*INSTRUCTIONS FOR THE TASK:*
Would you work out how many lines below include the word "NoPass"? Only that number is wanted.

*SOURCE DATA:*
---

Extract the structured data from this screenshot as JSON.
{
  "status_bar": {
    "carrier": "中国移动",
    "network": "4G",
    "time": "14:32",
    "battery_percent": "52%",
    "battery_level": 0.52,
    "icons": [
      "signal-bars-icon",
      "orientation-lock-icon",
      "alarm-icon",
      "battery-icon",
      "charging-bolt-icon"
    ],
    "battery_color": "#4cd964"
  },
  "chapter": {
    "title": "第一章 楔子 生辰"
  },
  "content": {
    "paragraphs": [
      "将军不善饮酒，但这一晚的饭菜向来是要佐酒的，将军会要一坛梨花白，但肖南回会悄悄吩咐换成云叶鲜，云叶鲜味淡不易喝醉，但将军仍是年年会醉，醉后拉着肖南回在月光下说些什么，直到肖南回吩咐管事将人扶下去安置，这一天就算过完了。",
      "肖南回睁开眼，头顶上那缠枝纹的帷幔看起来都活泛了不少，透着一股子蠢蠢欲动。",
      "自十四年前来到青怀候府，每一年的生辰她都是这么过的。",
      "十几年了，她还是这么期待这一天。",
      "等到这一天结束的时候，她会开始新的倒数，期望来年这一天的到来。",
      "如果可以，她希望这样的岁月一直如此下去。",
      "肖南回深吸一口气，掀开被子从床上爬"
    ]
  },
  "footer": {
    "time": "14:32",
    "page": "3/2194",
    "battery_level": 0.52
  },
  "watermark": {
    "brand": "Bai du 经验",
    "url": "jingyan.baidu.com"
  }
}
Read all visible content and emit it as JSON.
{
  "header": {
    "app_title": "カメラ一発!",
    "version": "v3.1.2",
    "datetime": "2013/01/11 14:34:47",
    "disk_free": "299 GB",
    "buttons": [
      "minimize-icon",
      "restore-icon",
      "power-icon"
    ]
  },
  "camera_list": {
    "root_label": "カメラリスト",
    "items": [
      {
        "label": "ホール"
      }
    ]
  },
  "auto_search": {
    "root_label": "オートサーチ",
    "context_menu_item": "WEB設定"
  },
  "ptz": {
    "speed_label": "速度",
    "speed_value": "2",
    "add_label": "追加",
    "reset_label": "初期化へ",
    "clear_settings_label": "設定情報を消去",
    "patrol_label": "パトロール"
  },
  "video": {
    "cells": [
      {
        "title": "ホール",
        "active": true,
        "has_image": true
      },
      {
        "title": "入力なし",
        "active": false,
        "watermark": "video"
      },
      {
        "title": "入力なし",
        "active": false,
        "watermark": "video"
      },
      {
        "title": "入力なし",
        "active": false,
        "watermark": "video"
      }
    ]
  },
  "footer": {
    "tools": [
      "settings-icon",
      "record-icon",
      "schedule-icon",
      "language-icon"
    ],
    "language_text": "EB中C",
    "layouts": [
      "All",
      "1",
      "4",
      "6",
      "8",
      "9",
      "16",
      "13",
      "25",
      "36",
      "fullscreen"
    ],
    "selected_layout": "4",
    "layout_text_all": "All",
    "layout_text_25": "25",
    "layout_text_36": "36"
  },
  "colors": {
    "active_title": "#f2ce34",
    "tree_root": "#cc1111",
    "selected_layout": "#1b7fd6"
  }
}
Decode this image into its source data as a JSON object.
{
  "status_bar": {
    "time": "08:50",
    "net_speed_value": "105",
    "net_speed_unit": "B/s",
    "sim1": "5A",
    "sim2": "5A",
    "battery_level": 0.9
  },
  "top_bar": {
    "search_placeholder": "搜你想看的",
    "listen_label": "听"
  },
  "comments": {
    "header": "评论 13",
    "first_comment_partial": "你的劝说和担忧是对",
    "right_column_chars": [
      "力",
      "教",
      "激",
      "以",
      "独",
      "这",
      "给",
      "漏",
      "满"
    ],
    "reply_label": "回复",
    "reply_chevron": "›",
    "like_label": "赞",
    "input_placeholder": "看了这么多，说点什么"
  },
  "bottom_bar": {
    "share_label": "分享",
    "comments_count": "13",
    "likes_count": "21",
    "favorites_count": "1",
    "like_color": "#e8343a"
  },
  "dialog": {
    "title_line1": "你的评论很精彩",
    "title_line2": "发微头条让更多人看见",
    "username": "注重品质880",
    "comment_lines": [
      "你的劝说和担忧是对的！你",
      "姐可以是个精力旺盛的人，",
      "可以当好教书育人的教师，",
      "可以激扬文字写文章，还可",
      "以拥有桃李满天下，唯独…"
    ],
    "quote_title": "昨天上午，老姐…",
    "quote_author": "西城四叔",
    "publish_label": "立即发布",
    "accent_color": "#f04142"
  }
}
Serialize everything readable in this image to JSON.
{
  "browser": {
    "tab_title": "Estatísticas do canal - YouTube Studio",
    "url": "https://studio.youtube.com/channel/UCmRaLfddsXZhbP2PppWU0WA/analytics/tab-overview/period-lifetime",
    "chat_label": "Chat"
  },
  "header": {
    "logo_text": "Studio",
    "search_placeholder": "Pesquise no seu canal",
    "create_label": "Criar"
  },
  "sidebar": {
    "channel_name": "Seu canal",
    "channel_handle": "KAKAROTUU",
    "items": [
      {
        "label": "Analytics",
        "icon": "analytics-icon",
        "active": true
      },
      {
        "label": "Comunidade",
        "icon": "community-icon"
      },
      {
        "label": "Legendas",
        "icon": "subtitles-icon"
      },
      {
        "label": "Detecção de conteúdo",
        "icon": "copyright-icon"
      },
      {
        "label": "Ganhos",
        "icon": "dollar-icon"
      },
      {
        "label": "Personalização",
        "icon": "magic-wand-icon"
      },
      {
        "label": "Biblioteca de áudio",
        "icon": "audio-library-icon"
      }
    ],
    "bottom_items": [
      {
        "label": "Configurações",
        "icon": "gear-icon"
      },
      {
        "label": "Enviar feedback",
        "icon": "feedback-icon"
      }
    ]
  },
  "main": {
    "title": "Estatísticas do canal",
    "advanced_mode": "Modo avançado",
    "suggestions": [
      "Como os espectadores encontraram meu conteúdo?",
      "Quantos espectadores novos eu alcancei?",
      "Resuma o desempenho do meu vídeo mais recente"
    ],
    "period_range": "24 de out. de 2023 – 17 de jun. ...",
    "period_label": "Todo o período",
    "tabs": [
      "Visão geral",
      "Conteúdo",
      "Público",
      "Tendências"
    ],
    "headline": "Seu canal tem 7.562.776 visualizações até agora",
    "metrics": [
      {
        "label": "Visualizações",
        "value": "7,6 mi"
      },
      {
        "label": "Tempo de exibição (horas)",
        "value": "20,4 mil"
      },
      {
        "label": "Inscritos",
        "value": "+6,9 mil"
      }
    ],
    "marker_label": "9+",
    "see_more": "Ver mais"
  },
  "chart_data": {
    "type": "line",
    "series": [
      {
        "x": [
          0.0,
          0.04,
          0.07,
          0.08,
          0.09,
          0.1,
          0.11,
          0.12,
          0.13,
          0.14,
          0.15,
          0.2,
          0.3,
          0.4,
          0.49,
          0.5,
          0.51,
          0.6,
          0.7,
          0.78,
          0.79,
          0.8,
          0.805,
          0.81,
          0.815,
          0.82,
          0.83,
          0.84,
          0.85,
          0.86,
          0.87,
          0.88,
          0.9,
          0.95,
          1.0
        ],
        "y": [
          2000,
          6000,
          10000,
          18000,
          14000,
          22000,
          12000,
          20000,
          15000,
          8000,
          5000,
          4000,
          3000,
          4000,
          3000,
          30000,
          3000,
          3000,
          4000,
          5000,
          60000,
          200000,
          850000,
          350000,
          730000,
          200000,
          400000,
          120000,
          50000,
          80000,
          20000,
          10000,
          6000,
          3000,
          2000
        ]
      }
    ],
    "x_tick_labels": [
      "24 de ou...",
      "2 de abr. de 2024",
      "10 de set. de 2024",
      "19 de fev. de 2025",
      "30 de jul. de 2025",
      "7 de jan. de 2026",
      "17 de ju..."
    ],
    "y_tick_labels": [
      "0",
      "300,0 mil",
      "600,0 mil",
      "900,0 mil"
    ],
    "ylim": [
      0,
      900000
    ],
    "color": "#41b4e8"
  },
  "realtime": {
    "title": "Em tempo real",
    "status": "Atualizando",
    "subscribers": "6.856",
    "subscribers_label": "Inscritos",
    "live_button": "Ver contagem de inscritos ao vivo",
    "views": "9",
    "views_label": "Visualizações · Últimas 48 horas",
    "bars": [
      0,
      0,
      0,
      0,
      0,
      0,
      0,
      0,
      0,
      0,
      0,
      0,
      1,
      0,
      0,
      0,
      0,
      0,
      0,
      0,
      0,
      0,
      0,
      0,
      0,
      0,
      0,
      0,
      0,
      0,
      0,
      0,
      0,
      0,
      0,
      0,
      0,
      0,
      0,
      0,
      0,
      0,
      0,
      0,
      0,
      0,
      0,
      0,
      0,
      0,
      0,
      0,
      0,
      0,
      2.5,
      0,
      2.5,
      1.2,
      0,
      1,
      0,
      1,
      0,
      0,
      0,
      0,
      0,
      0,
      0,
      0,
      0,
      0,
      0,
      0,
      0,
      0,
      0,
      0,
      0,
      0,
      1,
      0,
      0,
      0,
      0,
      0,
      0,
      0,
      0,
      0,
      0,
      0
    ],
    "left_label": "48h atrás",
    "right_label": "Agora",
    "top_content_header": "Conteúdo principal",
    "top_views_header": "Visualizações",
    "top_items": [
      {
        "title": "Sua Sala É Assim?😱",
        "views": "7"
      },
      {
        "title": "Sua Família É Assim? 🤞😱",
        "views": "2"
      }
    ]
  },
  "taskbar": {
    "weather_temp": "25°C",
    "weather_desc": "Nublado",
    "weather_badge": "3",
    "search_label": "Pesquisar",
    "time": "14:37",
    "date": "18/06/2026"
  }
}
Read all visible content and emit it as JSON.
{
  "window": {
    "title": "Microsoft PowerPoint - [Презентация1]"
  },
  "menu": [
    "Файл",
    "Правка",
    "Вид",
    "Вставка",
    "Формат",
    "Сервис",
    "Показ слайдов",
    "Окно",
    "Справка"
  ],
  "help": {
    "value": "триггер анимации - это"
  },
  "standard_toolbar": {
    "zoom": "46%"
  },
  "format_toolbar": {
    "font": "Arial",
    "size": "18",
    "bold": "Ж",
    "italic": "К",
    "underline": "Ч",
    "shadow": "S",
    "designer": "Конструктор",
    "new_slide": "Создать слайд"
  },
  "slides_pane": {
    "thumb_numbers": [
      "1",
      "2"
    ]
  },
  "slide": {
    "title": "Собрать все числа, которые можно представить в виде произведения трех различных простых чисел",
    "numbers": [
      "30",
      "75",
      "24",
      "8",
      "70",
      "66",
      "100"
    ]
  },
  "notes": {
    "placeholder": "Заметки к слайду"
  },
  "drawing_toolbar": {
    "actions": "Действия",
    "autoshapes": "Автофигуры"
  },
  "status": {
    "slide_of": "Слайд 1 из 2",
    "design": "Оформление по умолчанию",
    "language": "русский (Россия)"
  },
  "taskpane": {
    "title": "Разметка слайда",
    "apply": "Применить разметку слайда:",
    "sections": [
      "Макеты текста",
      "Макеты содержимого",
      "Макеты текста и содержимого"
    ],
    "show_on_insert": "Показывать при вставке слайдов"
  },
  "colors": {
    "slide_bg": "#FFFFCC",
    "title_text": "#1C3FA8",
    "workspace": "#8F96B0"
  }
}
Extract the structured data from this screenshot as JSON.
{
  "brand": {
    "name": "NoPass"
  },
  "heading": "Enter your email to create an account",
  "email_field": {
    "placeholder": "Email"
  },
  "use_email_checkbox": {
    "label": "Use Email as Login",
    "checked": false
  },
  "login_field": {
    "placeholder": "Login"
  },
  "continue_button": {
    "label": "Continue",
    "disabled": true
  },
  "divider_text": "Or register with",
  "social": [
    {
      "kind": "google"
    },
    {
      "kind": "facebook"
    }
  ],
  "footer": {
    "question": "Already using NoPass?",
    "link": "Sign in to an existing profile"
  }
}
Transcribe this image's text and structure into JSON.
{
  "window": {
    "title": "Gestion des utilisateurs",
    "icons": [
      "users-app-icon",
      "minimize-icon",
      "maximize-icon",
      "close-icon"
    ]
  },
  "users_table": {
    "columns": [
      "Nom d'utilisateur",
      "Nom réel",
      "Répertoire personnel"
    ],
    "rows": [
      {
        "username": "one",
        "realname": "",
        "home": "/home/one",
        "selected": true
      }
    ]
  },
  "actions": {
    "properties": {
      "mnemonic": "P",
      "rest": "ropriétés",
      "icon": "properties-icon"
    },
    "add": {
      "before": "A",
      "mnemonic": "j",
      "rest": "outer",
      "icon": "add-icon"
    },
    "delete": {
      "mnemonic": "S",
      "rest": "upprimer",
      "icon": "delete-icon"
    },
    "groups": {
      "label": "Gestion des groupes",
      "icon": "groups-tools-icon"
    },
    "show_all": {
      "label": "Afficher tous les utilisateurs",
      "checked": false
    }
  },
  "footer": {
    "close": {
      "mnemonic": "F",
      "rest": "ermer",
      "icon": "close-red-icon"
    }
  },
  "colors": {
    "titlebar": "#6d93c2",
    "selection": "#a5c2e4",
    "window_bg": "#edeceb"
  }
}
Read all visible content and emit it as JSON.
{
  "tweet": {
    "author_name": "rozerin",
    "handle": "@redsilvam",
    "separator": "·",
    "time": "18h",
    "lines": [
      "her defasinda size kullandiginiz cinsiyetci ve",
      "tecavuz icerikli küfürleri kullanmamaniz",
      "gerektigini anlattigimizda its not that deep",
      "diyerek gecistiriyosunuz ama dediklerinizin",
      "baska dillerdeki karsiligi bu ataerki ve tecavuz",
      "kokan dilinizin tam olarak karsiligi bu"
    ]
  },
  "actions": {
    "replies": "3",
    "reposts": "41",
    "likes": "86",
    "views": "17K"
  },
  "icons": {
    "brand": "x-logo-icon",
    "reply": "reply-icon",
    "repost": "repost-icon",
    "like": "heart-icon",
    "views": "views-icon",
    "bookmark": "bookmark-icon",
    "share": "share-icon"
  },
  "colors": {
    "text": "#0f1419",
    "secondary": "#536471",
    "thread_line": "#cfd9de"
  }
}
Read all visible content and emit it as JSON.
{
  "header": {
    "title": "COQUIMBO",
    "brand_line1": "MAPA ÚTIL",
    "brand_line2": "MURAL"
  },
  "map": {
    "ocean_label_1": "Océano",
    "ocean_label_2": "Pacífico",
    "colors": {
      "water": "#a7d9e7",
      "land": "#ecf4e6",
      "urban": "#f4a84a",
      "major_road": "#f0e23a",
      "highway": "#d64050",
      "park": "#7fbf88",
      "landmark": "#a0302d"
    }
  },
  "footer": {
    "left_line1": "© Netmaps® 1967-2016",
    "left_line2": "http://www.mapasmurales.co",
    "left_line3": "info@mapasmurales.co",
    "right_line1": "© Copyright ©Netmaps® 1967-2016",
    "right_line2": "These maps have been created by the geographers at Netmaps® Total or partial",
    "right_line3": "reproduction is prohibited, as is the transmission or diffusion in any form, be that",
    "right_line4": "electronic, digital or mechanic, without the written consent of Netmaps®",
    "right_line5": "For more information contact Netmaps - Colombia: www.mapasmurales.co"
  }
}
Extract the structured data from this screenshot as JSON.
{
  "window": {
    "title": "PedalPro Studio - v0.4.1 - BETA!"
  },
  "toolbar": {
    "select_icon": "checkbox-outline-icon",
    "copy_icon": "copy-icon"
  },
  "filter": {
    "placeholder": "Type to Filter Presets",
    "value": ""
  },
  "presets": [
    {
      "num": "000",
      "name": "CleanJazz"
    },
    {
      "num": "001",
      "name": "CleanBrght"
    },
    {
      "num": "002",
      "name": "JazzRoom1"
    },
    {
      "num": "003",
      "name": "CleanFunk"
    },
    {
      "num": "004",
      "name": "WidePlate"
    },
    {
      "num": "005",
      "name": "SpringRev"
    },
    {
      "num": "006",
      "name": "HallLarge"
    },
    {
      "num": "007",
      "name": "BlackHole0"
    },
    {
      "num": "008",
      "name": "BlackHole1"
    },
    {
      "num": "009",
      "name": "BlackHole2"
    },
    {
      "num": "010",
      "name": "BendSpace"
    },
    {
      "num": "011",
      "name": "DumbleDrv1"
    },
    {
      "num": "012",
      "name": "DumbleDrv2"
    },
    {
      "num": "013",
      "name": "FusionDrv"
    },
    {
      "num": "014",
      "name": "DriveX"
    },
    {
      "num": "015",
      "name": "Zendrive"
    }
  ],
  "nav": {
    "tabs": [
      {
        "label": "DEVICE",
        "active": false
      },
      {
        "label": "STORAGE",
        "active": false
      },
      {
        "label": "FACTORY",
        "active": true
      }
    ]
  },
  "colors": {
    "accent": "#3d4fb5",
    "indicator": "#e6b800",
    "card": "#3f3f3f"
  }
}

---

*TASK RESPONSE:*
2